(Page and application data records)
——————————

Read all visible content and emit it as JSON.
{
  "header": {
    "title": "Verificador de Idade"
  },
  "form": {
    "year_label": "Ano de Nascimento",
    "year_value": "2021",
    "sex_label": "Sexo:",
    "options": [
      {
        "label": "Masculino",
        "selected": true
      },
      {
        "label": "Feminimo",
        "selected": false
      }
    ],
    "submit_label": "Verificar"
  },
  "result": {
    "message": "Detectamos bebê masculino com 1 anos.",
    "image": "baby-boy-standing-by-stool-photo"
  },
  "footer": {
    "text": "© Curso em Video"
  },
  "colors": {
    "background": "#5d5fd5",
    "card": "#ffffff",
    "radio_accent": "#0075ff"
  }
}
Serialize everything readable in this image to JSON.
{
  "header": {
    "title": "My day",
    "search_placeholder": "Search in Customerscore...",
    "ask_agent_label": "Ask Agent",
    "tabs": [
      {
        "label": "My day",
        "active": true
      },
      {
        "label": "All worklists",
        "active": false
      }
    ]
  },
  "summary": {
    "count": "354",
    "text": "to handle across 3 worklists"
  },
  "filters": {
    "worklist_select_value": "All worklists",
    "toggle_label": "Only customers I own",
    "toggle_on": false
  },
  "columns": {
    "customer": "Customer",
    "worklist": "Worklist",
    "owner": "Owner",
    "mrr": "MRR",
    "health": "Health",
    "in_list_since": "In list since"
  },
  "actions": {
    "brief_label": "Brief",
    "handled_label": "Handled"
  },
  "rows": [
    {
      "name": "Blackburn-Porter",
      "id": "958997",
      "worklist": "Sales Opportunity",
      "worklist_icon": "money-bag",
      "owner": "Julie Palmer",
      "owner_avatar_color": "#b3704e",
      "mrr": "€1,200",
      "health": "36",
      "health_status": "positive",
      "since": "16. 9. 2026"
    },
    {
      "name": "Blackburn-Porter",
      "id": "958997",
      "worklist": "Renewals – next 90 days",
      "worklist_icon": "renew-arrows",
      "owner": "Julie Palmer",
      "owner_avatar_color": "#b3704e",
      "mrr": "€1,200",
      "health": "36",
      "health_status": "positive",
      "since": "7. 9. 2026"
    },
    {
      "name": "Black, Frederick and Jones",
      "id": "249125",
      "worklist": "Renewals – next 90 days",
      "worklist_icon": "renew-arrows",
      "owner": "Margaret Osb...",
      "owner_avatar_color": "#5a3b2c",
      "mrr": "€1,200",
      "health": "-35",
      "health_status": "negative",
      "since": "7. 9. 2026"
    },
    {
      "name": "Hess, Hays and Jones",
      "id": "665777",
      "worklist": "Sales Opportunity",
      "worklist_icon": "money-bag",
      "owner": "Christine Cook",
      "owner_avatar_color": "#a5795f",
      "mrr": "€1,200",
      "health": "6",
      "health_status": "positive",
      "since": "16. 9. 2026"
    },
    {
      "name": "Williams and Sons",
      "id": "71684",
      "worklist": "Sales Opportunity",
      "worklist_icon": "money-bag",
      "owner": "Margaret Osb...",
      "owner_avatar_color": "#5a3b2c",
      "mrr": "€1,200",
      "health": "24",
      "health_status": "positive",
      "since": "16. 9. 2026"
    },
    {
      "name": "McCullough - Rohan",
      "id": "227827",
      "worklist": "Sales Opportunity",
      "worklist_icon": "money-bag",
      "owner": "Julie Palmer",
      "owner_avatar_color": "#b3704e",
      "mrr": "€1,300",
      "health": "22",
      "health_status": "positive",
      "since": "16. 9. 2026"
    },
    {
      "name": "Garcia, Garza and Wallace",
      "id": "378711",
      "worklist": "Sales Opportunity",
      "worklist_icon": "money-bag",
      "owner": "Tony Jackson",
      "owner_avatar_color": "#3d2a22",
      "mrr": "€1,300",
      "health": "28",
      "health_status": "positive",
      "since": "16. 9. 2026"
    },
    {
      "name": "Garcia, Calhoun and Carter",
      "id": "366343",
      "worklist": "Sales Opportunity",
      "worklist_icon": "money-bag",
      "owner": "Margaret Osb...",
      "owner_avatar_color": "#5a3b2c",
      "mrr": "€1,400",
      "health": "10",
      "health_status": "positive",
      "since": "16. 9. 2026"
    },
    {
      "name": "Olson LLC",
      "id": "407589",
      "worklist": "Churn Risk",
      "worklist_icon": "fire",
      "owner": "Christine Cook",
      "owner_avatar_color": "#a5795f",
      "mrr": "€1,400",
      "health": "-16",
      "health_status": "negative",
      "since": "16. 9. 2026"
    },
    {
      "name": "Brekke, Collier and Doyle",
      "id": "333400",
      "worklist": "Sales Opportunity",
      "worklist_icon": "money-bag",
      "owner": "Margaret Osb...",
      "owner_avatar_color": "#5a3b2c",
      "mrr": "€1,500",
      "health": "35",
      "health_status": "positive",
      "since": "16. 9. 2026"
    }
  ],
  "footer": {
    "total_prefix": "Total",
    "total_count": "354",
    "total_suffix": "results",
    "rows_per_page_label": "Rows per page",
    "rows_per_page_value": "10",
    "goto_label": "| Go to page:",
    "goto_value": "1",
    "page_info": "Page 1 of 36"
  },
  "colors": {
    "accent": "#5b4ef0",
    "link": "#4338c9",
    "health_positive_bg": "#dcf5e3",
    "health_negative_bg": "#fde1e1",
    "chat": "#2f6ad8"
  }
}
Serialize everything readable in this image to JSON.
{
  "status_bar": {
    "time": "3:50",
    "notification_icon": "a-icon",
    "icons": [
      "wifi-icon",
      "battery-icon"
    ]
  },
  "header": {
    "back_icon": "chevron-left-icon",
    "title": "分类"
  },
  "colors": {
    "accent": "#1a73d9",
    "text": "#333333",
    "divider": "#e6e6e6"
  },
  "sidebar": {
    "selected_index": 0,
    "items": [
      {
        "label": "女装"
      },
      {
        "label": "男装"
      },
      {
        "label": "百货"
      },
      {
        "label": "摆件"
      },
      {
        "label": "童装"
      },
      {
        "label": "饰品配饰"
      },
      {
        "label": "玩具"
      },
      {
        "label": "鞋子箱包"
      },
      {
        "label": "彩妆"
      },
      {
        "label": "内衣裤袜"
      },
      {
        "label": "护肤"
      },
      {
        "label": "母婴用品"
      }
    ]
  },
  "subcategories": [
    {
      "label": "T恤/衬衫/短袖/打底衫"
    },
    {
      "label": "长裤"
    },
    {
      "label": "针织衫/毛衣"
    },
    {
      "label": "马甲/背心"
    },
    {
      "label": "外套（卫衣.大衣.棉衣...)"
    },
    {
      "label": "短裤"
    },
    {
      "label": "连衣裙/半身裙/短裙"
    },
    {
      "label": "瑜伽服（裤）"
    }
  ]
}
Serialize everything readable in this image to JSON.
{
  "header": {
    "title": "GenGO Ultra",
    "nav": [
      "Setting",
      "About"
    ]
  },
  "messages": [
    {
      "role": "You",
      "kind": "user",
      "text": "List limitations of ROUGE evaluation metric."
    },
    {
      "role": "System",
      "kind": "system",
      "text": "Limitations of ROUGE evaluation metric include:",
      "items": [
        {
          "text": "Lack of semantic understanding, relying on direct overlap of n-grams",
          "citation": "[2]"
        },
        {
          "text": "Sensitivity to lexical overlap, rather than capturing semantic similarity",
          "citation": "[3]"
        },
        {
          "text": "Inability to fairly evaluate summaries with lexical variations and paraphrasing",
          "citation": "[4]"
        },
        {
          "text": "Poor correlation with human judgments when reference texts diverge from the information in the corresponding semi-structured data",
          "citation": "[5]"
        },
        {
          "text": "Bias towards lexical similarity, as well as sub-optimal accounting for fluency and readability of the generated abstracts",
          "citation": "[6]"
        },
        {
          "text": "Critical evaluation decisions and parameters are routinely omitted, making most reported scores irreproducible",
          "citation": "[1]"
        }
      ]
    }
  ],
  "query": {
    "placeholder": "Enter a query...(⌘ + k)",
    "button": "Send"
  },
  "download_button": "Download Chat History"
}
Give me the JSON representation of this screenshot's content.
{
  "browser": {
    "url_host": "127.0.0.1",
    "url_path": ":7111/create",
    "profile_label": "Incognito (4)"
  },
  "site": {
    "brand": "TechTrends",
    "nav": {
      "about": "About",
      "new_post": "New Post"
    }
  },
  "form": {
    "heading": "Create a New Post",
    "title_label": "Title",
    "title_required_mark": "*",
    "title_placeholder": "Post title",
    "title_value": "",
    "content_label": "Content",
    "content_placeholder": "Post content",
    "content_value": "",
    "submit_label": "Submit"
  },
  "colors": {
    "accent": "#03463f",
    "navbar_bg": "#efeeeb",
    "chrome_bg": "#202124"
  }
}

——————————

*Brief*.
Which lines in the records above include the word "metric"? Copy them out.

*Written answer*.
      "text": "List limitations of ROUGE evaluation metric."
      "text": "Limitations of ROUGE evaluation metric include:",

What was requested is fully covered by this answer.